In this climate-changed world, there are reasons to get sentimental about ice. It is old, for one. Our local sheet — the Harding Icefield — was formed more than 23,000 years ago. And it is disappearing.
But it’s not ice George Tyrer feels nostalgic about. It is the 32-year-old ice-making machines Tyrer has been running in the City of Homer’s Ice Plant on the Fish Dock at the end of the Spit for the last decade.
Anyone who has lived in Homer long enough to remember the real name of the old blue bank building shouldn’t be surprised that the Friday before spring break our weather flip-flopped. Alaska weather has it in for teachers and school district staff trying to get away. It can be warm, the snow will have melted and it looks like smooth sailing to breakup, when out of nowhere a big storm will roar in and mess up flight schedules.
Last Thursday’s scheduled Candy Cane ski meet in Soldotna was canceled due to lack of snow, bringing the season total up to four consecutive cancellations or alterations in competition for the Mariners.
Assistant Coach Gus Beck is not optimistic about the snow prospects for the rest of the winter.
“I think this is what the whole season will be like,” said Beck.
Well, my Subaru got raided during this last snow storm. He/she just stole stuff from the car to stay warmer: some chemical hand and foot warmers and also a fuel stick hand warmer.
How desperate are the folks nowadays here in Homer?
Are they out there freezing in this wicked cold time?
I put in a pair of insulated overalls for the next cold thief.

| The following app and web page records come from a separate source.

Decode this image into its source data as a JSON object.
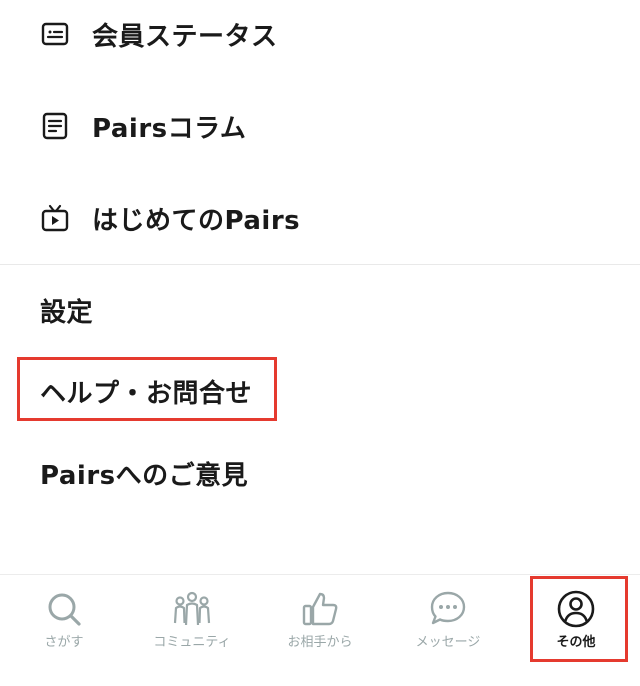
{
  "menu": {
    "items": [
      {
        "label": "会員ステータス",
        "icon": "member-card-icon"
      },
      {
        "label": "Pairsコラム",
        "icon": "document-icon"
      },
      {
        "label": "はじめてのPairs",
        "icon": "tv-play-icon"
      }
    ],
    "settings_label": "設定",
    "help_label": "ヘルプ・お問合せ",
    "feedback_label": "Pairsへのご意見"
  },
  "tabbar": {
    "tabs": [
      {
        "label": "さがす",
        "icon": "search-icon"
      },
      {
        "label": "コミュニティ",
        "icon": "community-icon"
      },
      {
        "label": "お相手から",
        "icon": "thumbs-up-icon"
      },
      {
        "label": "メッセージ",
        "icon": "message-icon"
      },
      {
        "label": "その他",
        "icon": "profile-icon"
      }
    ],
    "active_index": 4
  },
  "colors": {
    "text": "#1a1a1a",
    "inactive_tab": "#9aa7a8",
    "highlight_border": "#e53a2f"
  }
}
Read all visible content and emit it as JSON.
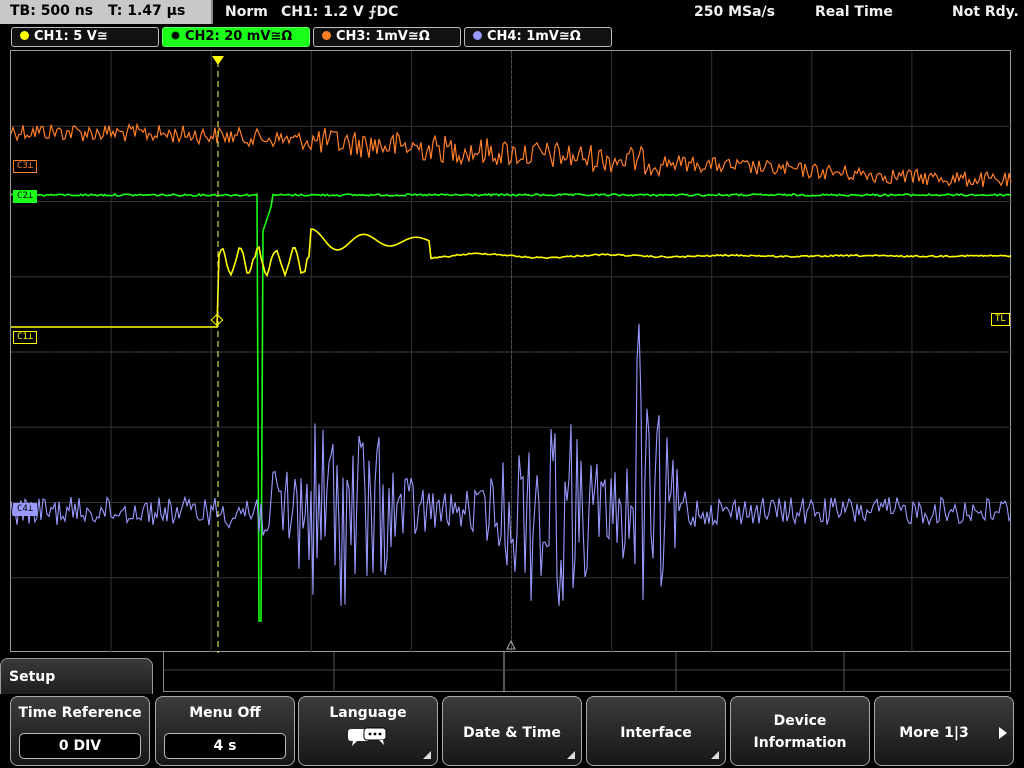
{
  "status": {
    "timebase": "TB: 500 ns",
    "trigger_time": "T: 1.47 µs",
    "mode": "Norm",
    "trigger_setup": "CH1: 1.2 V ⨍DC",
    "sample_rate": "250 MSa/s",
    "acq_mode": "Real Time",
    "state": "Not Rdy."
  },
  "channels": [
    {
      "label": "CH1: 5 V≅",
      "color": "#ffff00",
      "active": false
    },
    {
      "label": "CH2: 20 mV≅Ω",
      "color": "#19ff19",
      "active": true
    },
    {
      "label": "CH3: 1mV≅Ω",
      "color": "#ff7f27",
      "active": false
    },
    {
      "label": "CH4: 1mV≅Ω",
      "color": "#9999ff",
      "active": false
    }
  ],
  "markers": {
    "ch3": "C3⊥",
    "ch2": "C2⊥",
    "ch1": "C1⊥",
    "ch4": "C4⊥",
    "trigger_level": "TL",
    "trigger_pos": "T"
  },
  "menu": {
    "title": "Setup",
    "keys": [
      {
        "label": "Time Reference",
        "value": "0 DIV"
      },
      {
        "label": "Menu Off",
        "value": "4 s"
      },
      {
        "label": "Language",
        "icon": "speech-bubbles-icon"
      },
      {
        "label": "Date & Time"
      },
      {
        "label": "Interface"
      },
      {
        "label": "Device",
        "label2": "Information"
      },
      {
        "label": "More 1|3"
      }
    ]
  },
  "colors": {
    "ch1": "#ffff00",
    "ch2": "#19ff19",
    "ch3": "#ff7f27",
    "ch4": "#9999ff",
    "grid": "#3a3a3a"
  }
}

The Kenai Peninsula Borough has issued a reminder that it is illegal to plow snow from private property into roads, ditches and rights of way. It creates an obstruction hazard and sight problems to the traveling public and snow removal equipment. In addition to safety hazards, plowing snow into the right of way creates significant additional costs and delays to road crews having to move the snow back. The extra cost is incurred by the taxpayer. Residents also are reminded to inform children of the danger of playing in snow piles and berms near roadways.

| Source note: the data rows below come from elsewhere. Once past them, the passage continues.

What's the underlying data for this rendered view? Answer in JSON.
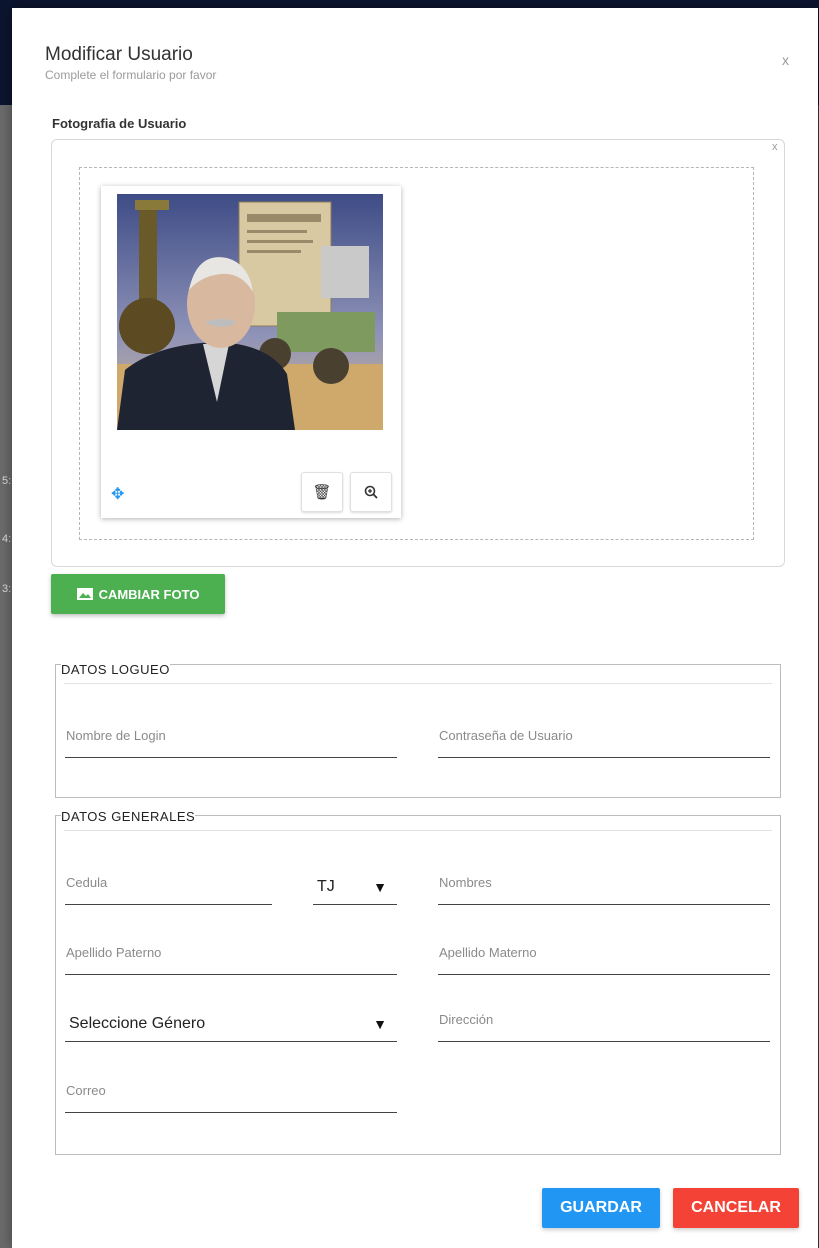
{
  "backdrop": {
    "side_numbers": [
      "5:",
      "4:",
      "3:"
    ]
  },
  "modal": {
    "title": "Modificar Usuario",
    "subtitle": "Complete el formulario por favor",
    "close_label": "x"
  },
  "photo": {
    "label": "Fotografia de Usuario",
    "box_close_label": "x",
    "move_icon": "move-icon",
    "delete_icon": "trash-icon",
    "zoom_icon": "zoom-in-icon",
    "change_button_label": "CAMBIAR FOTO",
    "change_button_icon": "image-icon"
  },
  "login_section": {
    "legend": "DATOS LOGUEO",
    "login_placeholder": "Nombre de Login",
    "password_placeholder": "Contraseña de Usuario"
  },
  "general_section": {
    "legend": "DATOS GENERALES",
    "cedula_placeholder": "Cedula",
    "cedula_type_value": "TJ",
    "nombres_placeholder": "Nombres",
    "apellido_paterno_placeholder": "Apellido Paterno",
    "apellido_materno_placeholder": "Apellido Materno",
    "genero_value": "Seleccione Género",
    "direccion_placeholder": "Dirección",
    "correo_placeholder": "Correo"
  },
  "actions": {
    "save_label": "GUARDAR",
    "cancel_label": "CANCELAR"
  },
  "colors": {
    "primary": "#2196f3",
    "success": "#4caf50",
    "danger": "#f44336",
    "header_bg": "#0c1530"
  }
}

Jump into the Betster’s wayback machine and travel a year ago to the magical time of fall 2012. Remember that, Betsteroids? From Oct. 17-23, the average temperature was 29.93 degrees, with a low of 20. Oct. 23-30 the average temperature was 30 degrees, with a low of 19. From Oct. 31-Nov. 3, the average was 29.7 degrees, with a low of 13.
An electrical equipment failure shut down power from the Safeway grocery store on the Sterling Highway to the end of the Homer Spit on Monday afternoon. Power was out from about 11:30 a.m. to 3 p.m. Aug. 5.
Related to the outage, Harbormaster Bryan Hawkins ordered a precautionary evacuation and closure of the Fish Dock Road area about noon after Kevin Hogan of the Auction Block notified police and other officials that there could be a carbon dioxide leak in his refrigeration plant. The loss of power caused a pressure build up in the unit, Hawkins said.
You could say this has been an odd year for weather. You probably won’t hear much complaining right now, however, since everyone is so glad to see this much sun after two terribly dreary summers in a row.
At last week’s Homer Farmers’ Market I talked to some producers who take note of the weather. Those who are depending on rain catchment to water their high tunnels are either starting to get nervous or already are buying water.
In spite of the best laid plans for the Homer Chamber of Commerce and Visitor Center’s annual cleanup day, event coordinator and visitor center manager Maya Rourke said participation was down this year.
The culprit: a Friday night snowfall that brought chilly temperatures and left a layer of slush on the ground Saturday morning.
It's called Snow Rondi for good cause, as was clear to anyone who stepped outside in Anchor Point on Saturday afternoon. There was lots of snow. Big, wet flakes. So much snow that at times it was hard to see across the Sterling Highway.
That didn't dampen the four-day annual celebration organized by the Anchor Point Chamber of Commerce, however.
"I think it absolutely went wonderful," said Jennifer Henley, a member of the chamber's board of directors.
Chris Story's actioneering style set the festivities in action the evening of Feb. 21.